[PROVIDED RECORDS Boundary: Start]

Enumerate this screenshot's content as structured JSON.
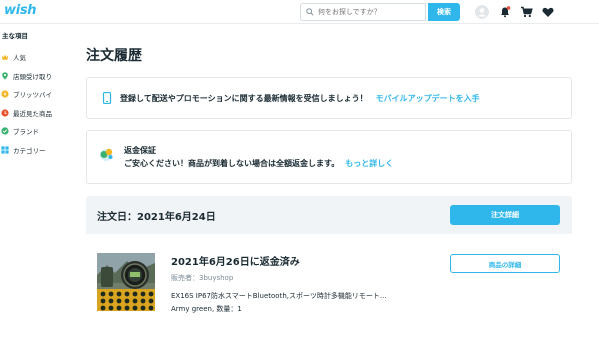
{
  "header": {
    "logo": "wish",
    "search_placeholder": "何をお探しですか？",
    "search_button": "検索",
    "icons": [
      "avatar-icon",
      "bell-icon",
      "cart-icon",
      "heart-icon"
    ],
    "notification_dot_color": "#e74c3c"
  },
  "sidebar": {
    "heading": "主な項目",
    "items": [
      {
        "label": "人気",
        "icon": "crown-icon"
      },
      {
        "label": "店頭受け取り",
        "icon": "location-pin-icon"
      },
      {
        "label": "ブリッツバイ",
        "icon": "blitz-buy-icon"
      },
      {
        "label": "最近見た商品",
        "icon": "clock-icon"
      },
      {
        "label": "ブランド",
        "icon": "verified-badge-icon"
      },
      {
        "label": "カテゴリー",
        "icon": "grid-icon"
      }
    ]
  },
  "main": {
    "title": "注文履歴",
    "promo": {
      "text": "登録して配送やプロモーションに関する最新情報を受信しましょう！",
      "link": "モバイルアップデートを入手"
    },
    "refund": {
      "title": "返金保証",
      "body": "ご安心ください！商品が到着しない場合は全額返金します。",
      "link": "もっと詳しく"
    },
    "order": {
      "date": "注文日：2021年6月24日",
      "details_button": "注文詳細",
      "item": {
        "status": "2021年6月26日に返金済み",
        "seller": "販売者：3buyshop",
        "name": "EX16S IP67防水スマートBluetooth,スポーツ時計多機能リモート...",
        "variant": "Army green, 数量：1",
        "details_button": "商品の詳細"
      }
    }
  },
  "colors": {
    "accent": "#2fb7ec",
    "text": "#192a32",
    "muted": "#7a8c97",
    "order_bar": "#f1f4f6"
  }
}
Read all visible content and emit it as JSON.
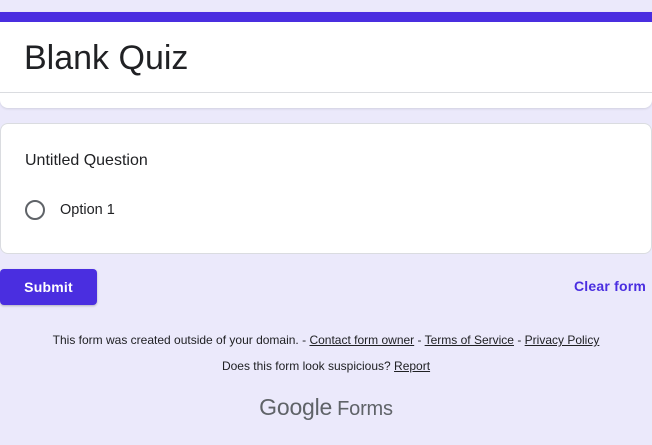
{
  "form": {
    "title": "Blank Quiz",
    "accent_color": "#4a2ee0"
  },
  "question": {
    "title": "Untitled Question",
    "options": [
      {
        "label": "Option 1",
        "selected": false
      }
    ]
  },
  "actions": {
    "submit_label": "Submit",
    "clear_label": "Clear form"
  },
  "footer": {
    "created_text": "This form was created outside of your domain.",
    "sep1": " - ",
    "contact_link": "Contact form owner",
    "sep2": " - ",
    "terms_link": "Terms of Service",
    "sep3": " - ",
    "privacy_link": "Privacy Policy",
    "suspicious_text": "Does this form look suspicious?",
    "report_link": "Report"
  },
  "brand": {
    "google": "Google",
    "forms": "Forms"
  }
}
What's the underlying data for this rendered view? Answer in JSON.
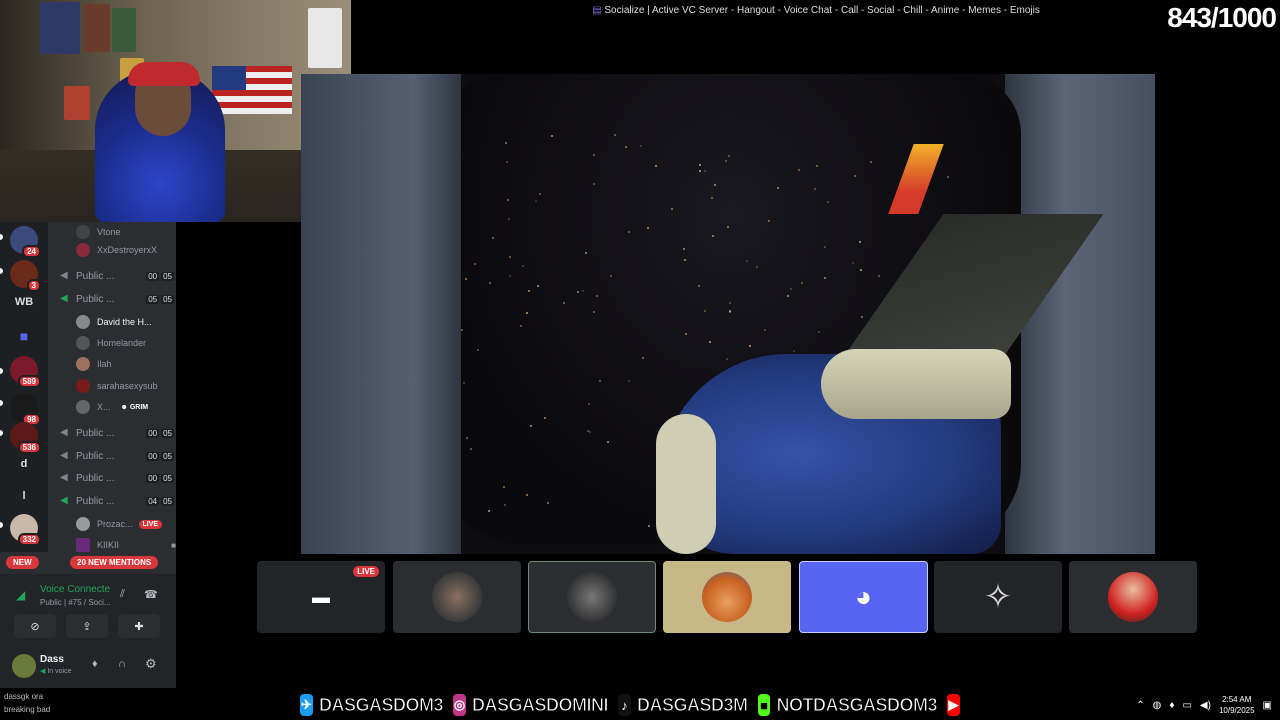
{
  "stream_counter": "843/1000",
  "server_header": {
    "icon": "server-emoji-icon",
    "title": "Socialize | Active VC Server - Hangout - Voice Chat - Call - Social - Chill - Anime - Memes - Emojis"
  },
  "server_rail": [
    {
      "label": "",
      "badge": "24"
    },
    {
      "label": "",
      "badge": "3"
    },
    {
      "label": "WB",
      "badge": ""
    },
    {
      "label": "",
      "badge": ""
    },
    {
      "label": "",
      "badge": "589"
    },
    {
      "label": "",
      "badge": "98"
    },
    {
      "label": "",
      "badge": "536"
    },
    {
      "label": "d",
      "badge": ""
    },
    {
      "label": "l",
      "badge": ""
    },
    {
      "label": "",
      "badge": "332"
    }
  ],
  "new_badge": "NEW",
  "mentions_badge": "20 NEW MENTIONS",
  "channels": {
    "top_members": [
      {
        "name": "Vtone"
      },
      {
        "name": "XxDestroyerxX"
      }
    ],
    "voice_1": {
      "name": "Public ...",
      "count_a": "00",
      "count_b": "05"
    },
    "voice_2": {
      "name": "Public ...",
      "count_a": "05",
      "count_b": "05"
    },
    "voice_2_members": [
      {
        "name": "David the H..."
      },
      {
        "name": "Homelander"
      },
      {
        "name": "Ilah"
      },
      {
        "name": "sarahasexysub"
      },
      {
        "name": "X...",
        "tag": "GRIM"
      }
    ],
    "voice_3": {
      "name": "Public ...",
      "count_a": "00",
      "count_b": "05"
    },
    "voice_4": {
      "name": "Public ...",
      "count_a": "00",
      "count_b": "05"
    },
    "voice_5": {
      "name": "Public ...",
      "count_a": "00",
      "count_b": "05"
    },
    "voice_6": {
      "name": "Public ...",
      "count_a": "04",
      "count_b": "05"
    },
    "voice_6_members": [
      {
        "name": "Prozac...",
        "live": "LIVE"
      },
      {
        "name": "KIIKII"
      }
    ]
  },
  "voice_panel": {
    "status": "Voice Connecte",
    "channel": "Public | #75 / Soci...",
    "user_name": "Dass",
    "user_status": "In voice"
  },
  "tiles": [
    {
      "kind": "screen",
      "live": "LIVE"
    },
    {
      "kind": "avatar"
    },
    {
      "kind": "avatar"
    },
    {
      "kind": "avatar"
    },
    {
      "kind": "discord"
    },
    {
      "kind": "avatar"
    },
    {
      "kind": "avatar"
    }
  ],
  "chat_overlay": {
    "line1": "dassgk ora",
    "line2": "breaking bad"
  },
  "socials": [
    {
      "icon": "twitter-icon",
      "handle": "DASGASDOM3"
    },
    {
      "icon": "instagram-icon",
      "handle": "DASGASDOMINI"
    },
    {
      "icon": "tiktok-icon",
      "handle": "DASGASD3M"
    },
    {
      "icon": "youtube-icon",
      "handle": "NOTDASGASDOM3"
    }
  ],
  "taskbar": {
    "time": "2:54 AM",
    "date": "10/9/2025"
  },
  "colors": {
    "discord_blurple": "#5865f2",
    "live_red": "#da373c",
    "voice_green": "#23a55a"
  }
}
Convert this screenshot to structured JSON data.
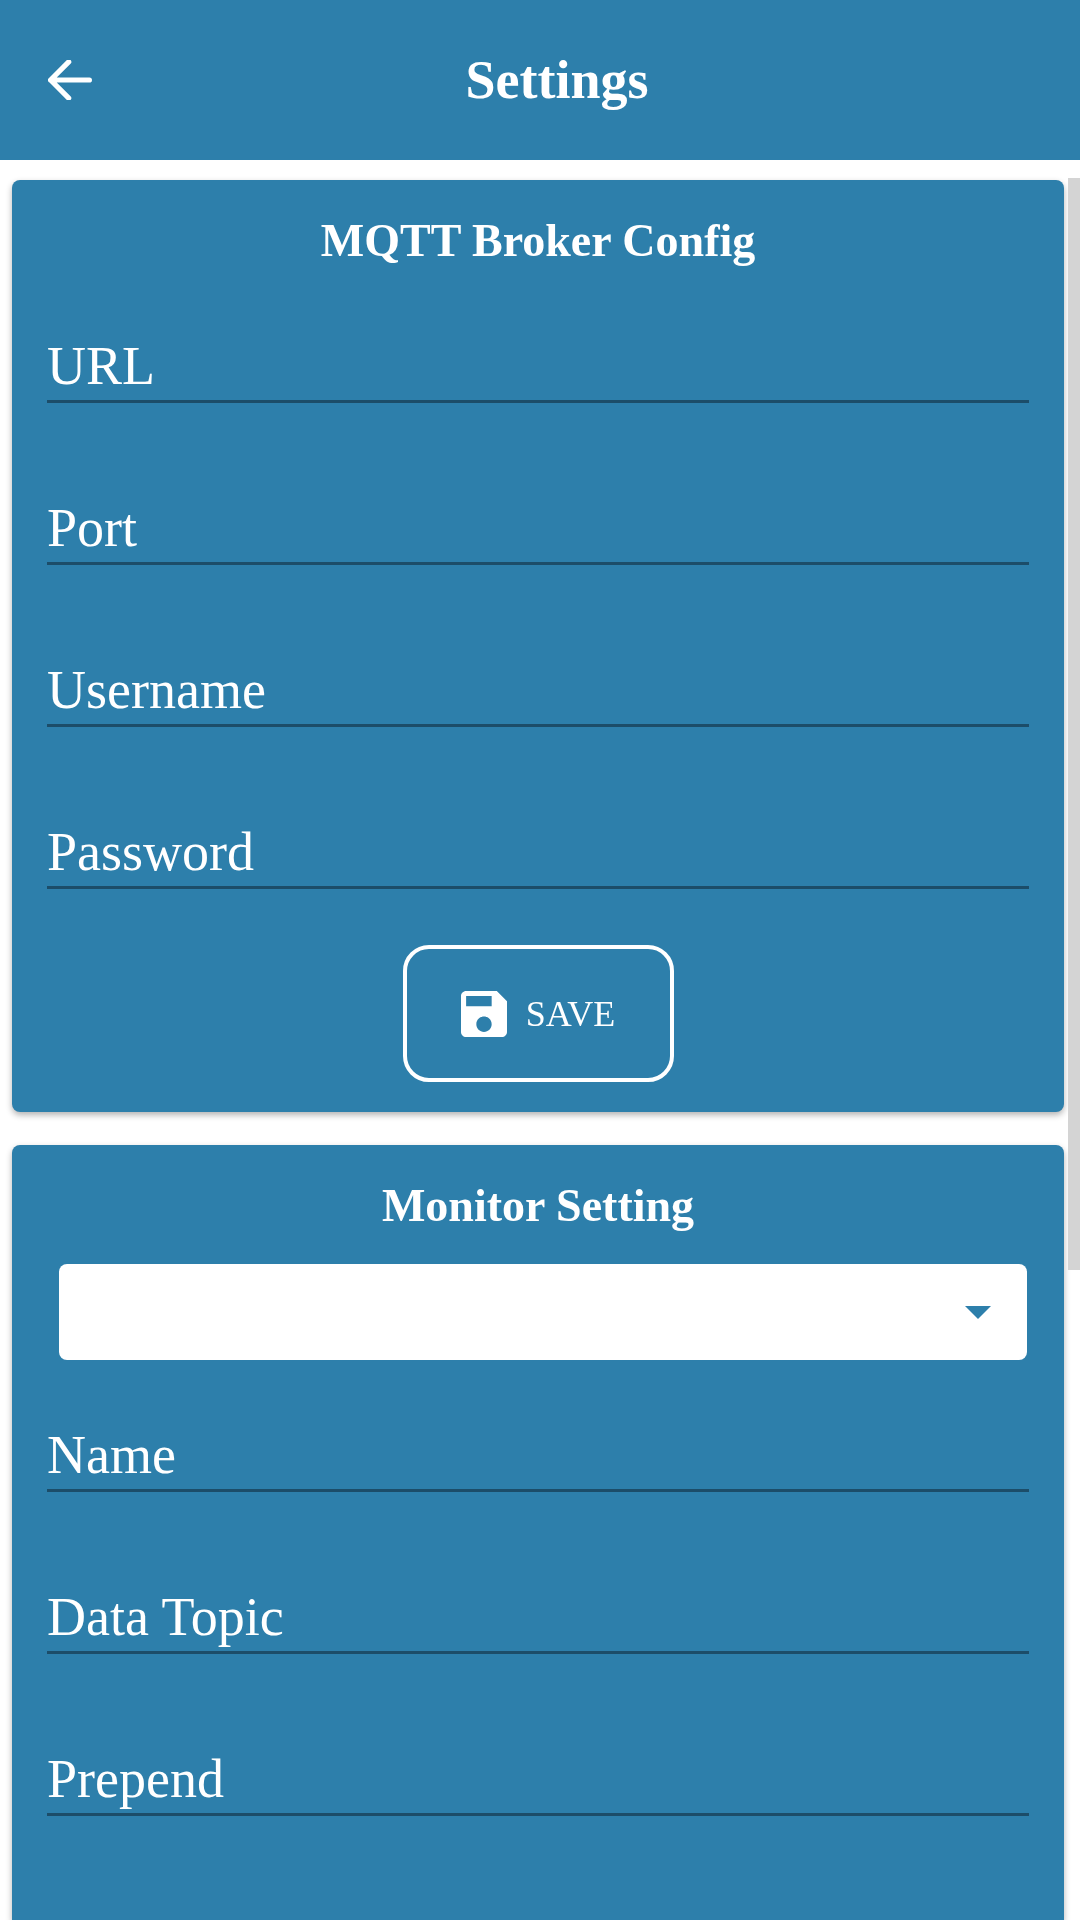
{
  "app_bar": {
    "title": "Settings"
  },
  "sections": [
    {
      "title": "MQTT Broker Config",
      "fields": [
        {
          "kind": "text",
          "placeholder": "URL"
        },
        {
          "kind": "text",
          "placeholder": "Port"
        },
        {
          "kind": "text",
          "placeholder": "Username"
        },
        {
          "kind": "text",
          "placeholder": "Password"
        }
      ],
      "button": {
        "label": "SAVE"
      }
    },
    {
      "title": "Monitor Setting",
      "fields": [
        {
          "kind": "dropdown"
        },
        {
          "kind": "text",
          "placeholder": "Name"
        },
        {
          "kind": "text",
          "placeholder": "Data Topic"
        },
        {
          "kind": "text",
          "placeholder": "Prepend"
        }
      ]
    }
  ]
}
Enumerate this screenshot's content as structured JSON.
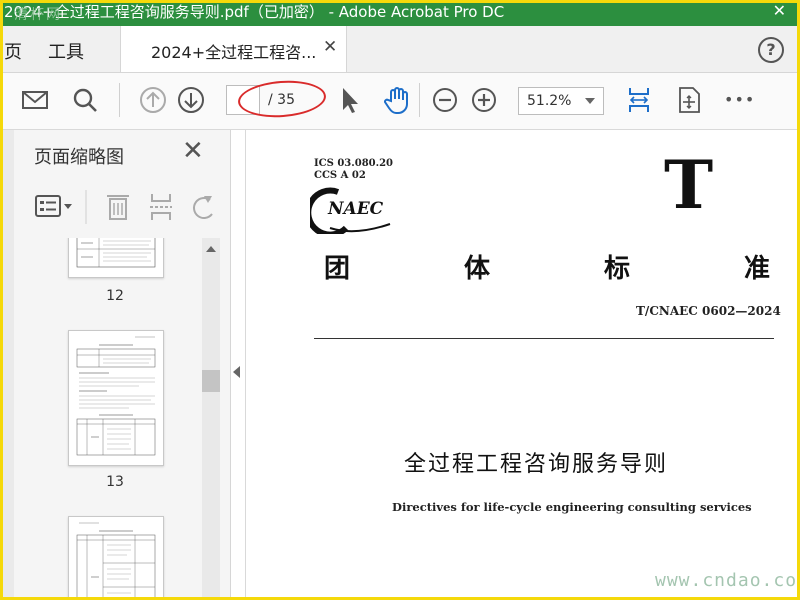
{
  "window": {
    "title": "2024+全过程工程咨询服务导则.pdf（已加密） - Adobe Acrobat Pro DC",
    "close_glyph": "✕",
    "watermark_top": "清杯网"
  },
  "tabs": {
    "home_partial": "页",
    "tools": "工具",
    "document": "2024+全过程工程咨...",
    "close_glyph": "✕",
    "help_glyph": "?"
  },
  "toolbar": {
    "page_current": "",
    "page_total": "/ 35",
    "zoom": "51.2%",
    "more": "•••"
  },
  "icons": [
    "mail-icon",
    "search-icon",
    "page-up-icon",
    "page-down-icon",
    "select-cursor-icon",
    "hand-icon",
    "zoom-out-icon",
    "zoom-in-icon",
    "fit-page-icon",
    "full-screen-icon",
    "more-icon"
  ],
  "panel": {
    "title": "页面缩略图",
    "close_glyph": "✕",
    "thumbnails": [
      {
        "label": "12"
      },
      {
        "label": "13"
      },
      {
        "label": ""
      }
    ]
  },
  "document": {
    "ics": "ICS 03.080.20",
    "ccs": "CCS A 02",
    "logo_text": "NAEC",
    "category_letter": "T",
    "heading": [
      "团",
      "体",
      "标",
      "准"
    ],
    "standard_code": "T/CNAEC 0602—2024",
    "title_cn": "全过程工程咨询服务导则",
    "title_en": "Directives for life-cycle engineering consulting services"
  },
  "watermark_bottom": "www.cndao.com",
  "colors": {
    "titlebar": "#2c8f3f",
    "accent_blue": "#1d6ec9",
    "annotation_red": "#d92b2b",
    "frame_yellow": "#f5d90a"
  }
}
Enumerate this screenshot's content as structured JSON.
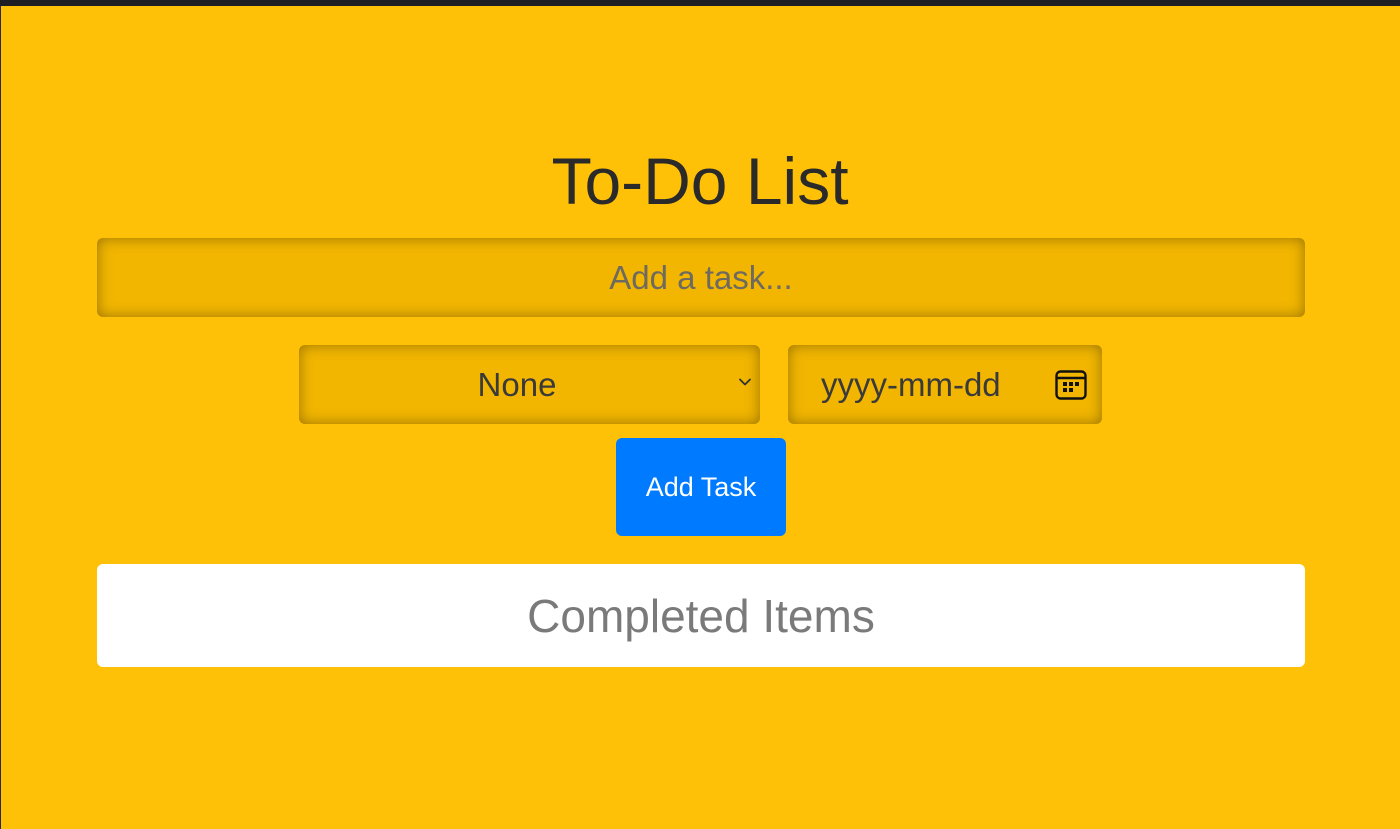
{
  "app": {
    "title": "To-Do List"
  },
  "task_input": {
    "placeholder": "Add a task...",
    "value": ""
  },
  "priority_select": {
    "selected": "None",
    "icon": "chevron-down-icon"
  },
  "due_date": {
    "placeholder": "yyyy-mm-dd",
    "icon": "calendar-icon"
  },
  "add_button": {
    "label": "Add Task",
    "color": "#007bff"
  },
  "completed": {
    "heading": "Completed Items"
  },
  "colors": {
    "background": "#ffc107",
    "panel": "#ffffff"
  }
}
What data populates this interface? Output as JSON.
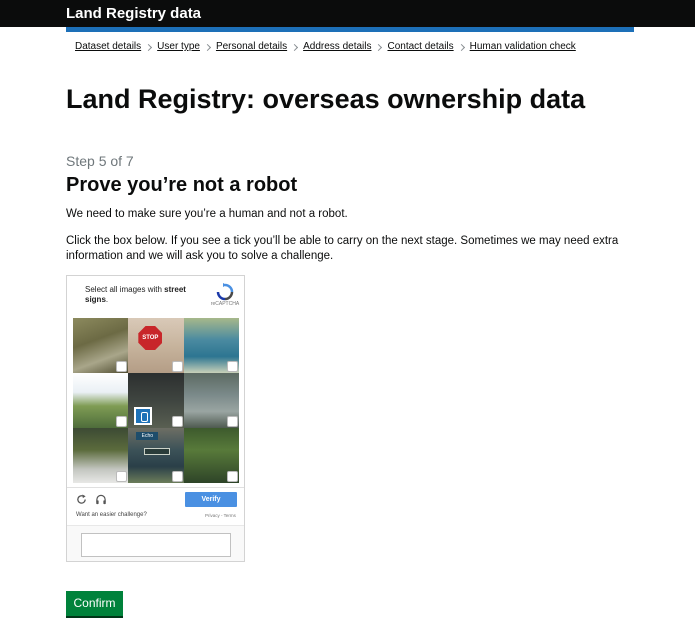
{
  "header": {
    "title": "Land Registry data"
  },
  "breadcrumbs": [
    {
      "label": "Dataset details"
    },
    {
      "label": "User type"
    },
    {
      "label": "Personal details"
    },
    {
      "label": "Address details"
    },
    {
      "label": "Contact details"
    },
    {
      "label": "Human validation check"
    }
  ],
  "main": {
    "page_title": "Land Registry: overseas ownership data",
    "step": "Step 5 of 7",
    "heading": "Prove you’re not a robot",
    "paragraph1": "We need to make sure you’re a human and not a robot.",
    "paragraph2": "Click the box below. If you see a tick you’ll be able to carry on the next stage. Sometimes we may need extra information and we will ask you to solve a challenge."
  },
  "captcha": {
    "prompt_prefix": "Select all images with ",
    "prompt_target": "street signs",
    "prompt_suffix": ".",
    "logo_text": "reCAPTCHA",
    "stop_sign_text": "STOP",
    "street_sign_text": "Echo",
    "verify_label": "Verify",
    "easier_link": "Want an easier challenge?",
    "privacy_terms": "Privacy - Terms",
    "accent_color": "#4a90e2"
  },
  "actions": {
    "confirm_label": "Confirm",
    "confirm_color": "#00823b"
  }
}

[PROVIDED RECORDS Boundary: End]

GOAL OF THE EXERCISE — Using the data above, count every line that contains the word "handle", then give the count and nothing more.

SOLUTION FOR THIS PROBLEM — 4